On Tuesday night, by a vote of 240 to 145, Bridgehampton voters finally pierced the state-imposed tax cap on a $12.3 million budget for the 2014-15 school year. The budget was before voters for the second time, and it passed by a supermajority of 62 percent, just over the 60 percent required. The same budget had been put before voters in May, when only 54 percent of voters were willing to pierce the cap.
Laura Spillane, the district treasurer, announced the results in the school’s gymnasium shortly after the polls closed at 8 p.m. The mood quickly turned celebratory, with relief audible. About a dozen residents of different ages had filtered into the gym to cast their ballots before the polls closed. Lois Favre, the district superintendent, stood watching, saying she remained “hopeful” in the minutes leading up the count. All told, 385 voters turned out.
On May 20, when only 247 turned out for the first vote, the result was 134 to 113. Had the budget gone down a second time, Bridgehampton would have been forced to adopt a budget based on this year’s figures — with cuts amounting to nearly $800,000 according to Ron White, the school board president. He blamed complacency and low voter turnout for the initial defeat.
Douglas DeGroot, who has served on the school board for the past four years, said Tuesday’s revote left him feeling vindicated. “A lot of people thought we were arrogant to go out with the same budget, but we cut as much as we could,” said Mr. DeGroot. “It’s great to finally get this community support.”
“I’m very happy,” said Tamara George, whose son is in the first grade. Since relocating from Virginia, she said her son has received unparalleled individual attention, helping him catch up to his peers. “This is a wonderful school.”
Dorothy White, who has worked as a custodian for the past 20 years, cheered. “This is awesome,” she said. A graduate of the school, Ms. White’s four children also are graduates and her son is school board president. In addition, she has two grandchildren who are enrolled now. “As a hard worker, I just didn’t want to see anyone lose their job.”
The Bridgehampton School enrolls around 170 students. It asked voters to okay a $1.1 million, or 9.93-percent, increase over the current year’s $11.2 million spending plan. The 2014-15 budget translates to a $10.6 million tax levy — or an increase of 8.8 percent. Under a state law that went into effect in 2012, the cap on property tax increases is either 2 percent or the Consumer Price Index — whichever is lower. This year, school districts faced caps of 1.46 percent.
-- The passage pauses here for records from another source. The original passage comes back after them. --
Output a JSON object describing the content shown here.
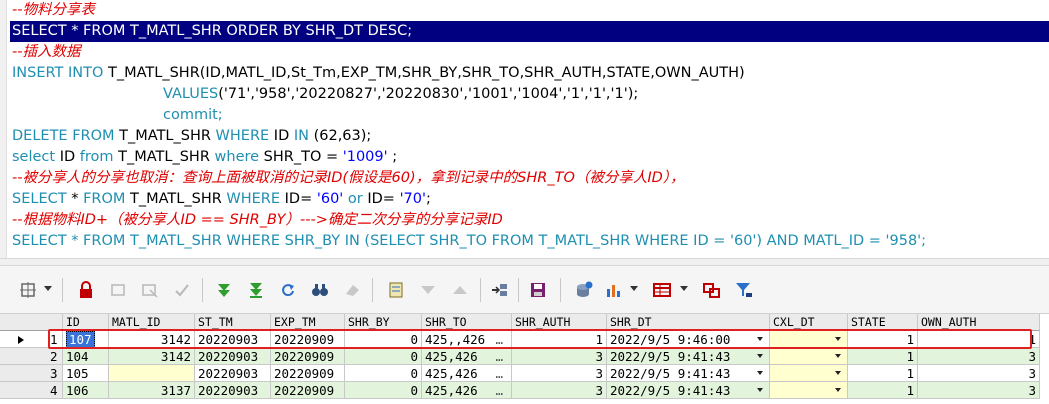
{
  "editor": {
    "lines": [
      {
        "kind": "comment",
        "text": "--物料分享表"
      },
      {
        "kind": "selected",
        "text": "SELECT * FROM T_MATL_SHR ORDER BY SHR_DT DESC;"
      },
      {
        "kind": "comment",
        "text": "--插入数据"
      },
      {
        "kind": "insert",
        "kw": "INSERT INTO",
        "rest": " T_MATL_SHR(ID,MATL_ID,St_Tm,EXP_TM,SHR_BY,SHR_TO,SHR_AUTH,STATE,OWN_AUTH)"
      },
      {
        "kind": "values",
        "kw": "VALUES",
        "rest": "('71','958','20220827','20220830','1001','1004','1','1','1');"
      },
      {
        "kind": "commit",
        "text": "commit;"
      },
      {
        "kind": "delete",
        "kw": "DELETE FROM",
        "rest": " T_MATL_SHR ",
        "kw2": "WHERE",
        "rest2": " ID ",
        "kw3": "IN",
        "rest3": " (62,63);"
      },
      {
        "kind": "select2",
        "kw": "select",
        "rest": " ID ",
        "kw2": "from",
        "rest2": " T_MATL_SHR ",
        "kw3": "where",
        "rest3": " SHR_TO = ",
        "str": "'1009'",
        "rest4": " ;"
      },
      {
        "kind": "comment",
        "text": "--被分享人的分享也取消：查询上面被取消的记录ID(假设是60)，拿到记录中的SHR_TO（被分享人ID），"
      },
      {
        "kind": "select3",
        "kw": "SELECT",
        "rest": " * ",
        "kw2": "FROM",
        "rest2": " T_MATL_SHR ",
        "kw3": "WHERE",
        "rest3": " ID= ",
        "str": "'60'",
        "kw4": " or ",
        "rest4": "ID= ",
        "str2": "'70'",
        "rest5": ";"
      },
      {
        "kind": "comment",
        "text": "--根据物料ID+（被分享人ID == SHR_BY）--->确定二次分享的分享记录ID"
      },
      {
        "kind": "select4",
        "text": "SELECT * FROM T_MATL_SHR WHERE SHR_BY IN (SELECT SHR_TO FROM T_MATL_SHR WHERE ID = '60') AND MATL_ID = '958';"
      }
    ]
  },
  "grid": {
    "columns": [
      "",
      "ID",
      "MATL_ID",
      "ST_TM",
      "EXP_TM",
      "SHR_BY",
      "SHR_TO",
      "SHR_AUTH",
      "SHR_DT",
      "CXL_DT",
      "STATE",
      "OWN_AUTH"
    ],
    "rows": [
      {
        "num": "1",
        "id": "107",
        "matl": "3142",
        "st": "20220903",
        "exp": "20220909",
        "by": "0",
        "to": "425,,426",
        "auth": "1",
        "dt": "2022/9/5 9:46:00",
        "cxl": "",
        "state": "1",
        "own": "1"
      },
      {
        "num": "2",
        "id": "104",
        "matl": "3142",
        "st": "20220903",
        "exp": "20220909",
        "by": "0",
        "to": "425,426",
        "auth": "3",
        "dt": "2022/9/5 9:41:43",
        "cxl": "",
        "state": "1",
        "own": "3"
      },
      {
        "num": "3",
        "id": "105",
        "matl": "",
        "st": "20220903",
        "exp": "20220909",
        "by": "0",
        "to": "425,426",
        "auth": "3",
        "dt": "2022/9/5 9:41:43",
        "cxl": "",
        "state": "1",
        "own": "3"
      },
      {
        "num": "4",
        "id": "106",
        "matl": "3137",
        "st": "20220903",
        "exp": "20220909",
        "by": "0",
        "to": "425,426",
        "auth": "3",
        "dt": "2022/9/5 9:41:43",
        "cxl": "",
        "state": "1",
        "own": "3"
      }
    ],
    "ellipsis": "…"
  },
  "colors": {
    "comment": "#e00000",
    "keyword": "#0000c0",
    "selection": "#000080",
    "highlight_box": "#e02020",
    "row_alt": "#e3f4dc"
  },
  "toolbar": {
    "icons": [
      "grid-menu-icon",
      "lock-icon",
      "new-record-icon",
      "delete-record-icon",
      "post-icon",
      "first-record-icon",
      "last-record-icon",
      "refresh-icon",
      "find-icon",
      "clear-icon",
      "query-by-example-icon",
      "next-icon",
      "prev-icon",
      "link-icon",
      "save-icon",
      "export-icon",
      "chart-icon",
      "table-view-icon",
      "record-view-icon",
      "filter-icon"
    ]
  }
}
Bridgehampton was among four districts across Long Island that put forth cap-busting budgets. Only East Hampton, with 73 percent of voter support, was successful during last month’s vote. Budgets in West Babylon and Sayville were similarly struck down, and these districts put forth reduced budgets on Tuesday. They were approved by 73 percent and 76 percent of voters, respectively. The Bridgehampton School Board had unanimously agreed to resubmit the $12.3 million budget. As a result, Bridgehampton will see the biggest tax increase across Nassau and Suffolk Counties for the coming school year.